Investors remained skeptical about the scale and durability of equity gains, with the focus now likely to turn to the "fiscal cliff" of some $600 billion in spending cuts and tax increases that are due to kick in next year and could derail the U.S. economic recovery.
"We have seen a euphoric rally over the Obama victory ... It is down to the fact that there will be less pressure on the Fed to change policy," said Stewart Richard, chief investment officer at London-based RMG, which holds a long position in U.S. equities partially hedged through implied volatility.
"But the upside in the very short term is limited because of the fiscal cliff issue.
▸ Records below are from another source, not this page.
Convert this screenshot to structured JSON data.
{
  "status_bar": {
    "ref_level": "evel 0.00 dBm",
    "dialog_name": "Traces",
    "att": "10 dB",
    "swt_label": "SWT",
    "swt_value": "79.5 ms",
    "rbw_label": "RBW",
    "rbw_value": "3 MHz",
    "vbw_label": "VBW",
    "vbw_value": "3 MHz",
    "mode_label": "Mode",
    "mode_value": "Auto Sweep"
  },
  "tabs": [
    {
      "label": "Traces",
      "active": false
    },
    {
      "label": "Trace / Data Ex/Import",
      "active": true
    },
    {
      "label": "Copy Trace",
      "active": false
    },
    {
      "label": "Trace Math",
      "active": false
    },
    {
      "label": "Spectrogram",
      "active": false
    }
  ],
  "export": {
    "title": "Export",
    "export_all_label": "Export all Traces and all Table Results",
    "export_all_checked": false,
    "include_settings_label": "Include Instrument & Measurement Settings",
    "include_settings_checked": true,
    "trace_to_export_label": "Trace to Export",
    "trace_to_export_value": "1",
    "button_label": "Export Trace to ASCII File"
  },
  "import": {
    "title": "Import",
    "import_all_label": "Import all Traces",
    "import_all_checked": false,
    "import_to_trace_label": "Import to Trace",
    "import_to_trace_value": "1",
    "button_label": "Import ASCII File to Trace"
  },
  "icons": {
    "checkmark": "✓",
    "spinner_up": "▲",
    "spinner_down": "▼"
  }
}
We don't intend to chase this rally."
U.S. futures also signaled to a more cautious mood than the European cash equity markets, which climbed to two-week highs. <.EU>
Although markets had expected an Obama victory, most traders and investors had backed Romney, who was seen as more pro-business and had raised more money on Wall Street.
Coal and defense shares had been seen as potential beneficiaries in case of a Romney win, although overall investors agreed that uncertainty would have been the worst outcome.
"What appears to be a decisive victory by President Obama in the U.S. presidential election will at least remove concerns of a prolonged period of uncertainty following what could have been a closely contested result," analysts at Credit Agricole CIB said in a note.
"Obama will now face the colossal task of resolving the looming fiscal cliff. Other indicators are not particularly rosy, with the Baltic Dry Index extending its declines overnight, perhaps indicating renewed growth concerns while the East coast of the U.S. is bracing for another storm, hot on the heels of Sandy."
Aside from digesting the election results, investors will also stay focused on third-quarter earnings, which have so far seen 68 percent of U.S. blue chips beat or meet earnings expectations, according to Thomson Reuters Starmine.
Shares in Rupert Murdoch's News Corp rose after the bell on Tuesday when the group reported forecast-beating profits.
Companies reporting on Wednesday include Kraft Foods Group , Macy's and Time Warner .
The S&P 500 closed 0.8 percent higher at 1,428.39 points on Tuesday <.SPX>.
(Additional reporting by Rodrigo Campos in New York; Editing by Susan Fenton)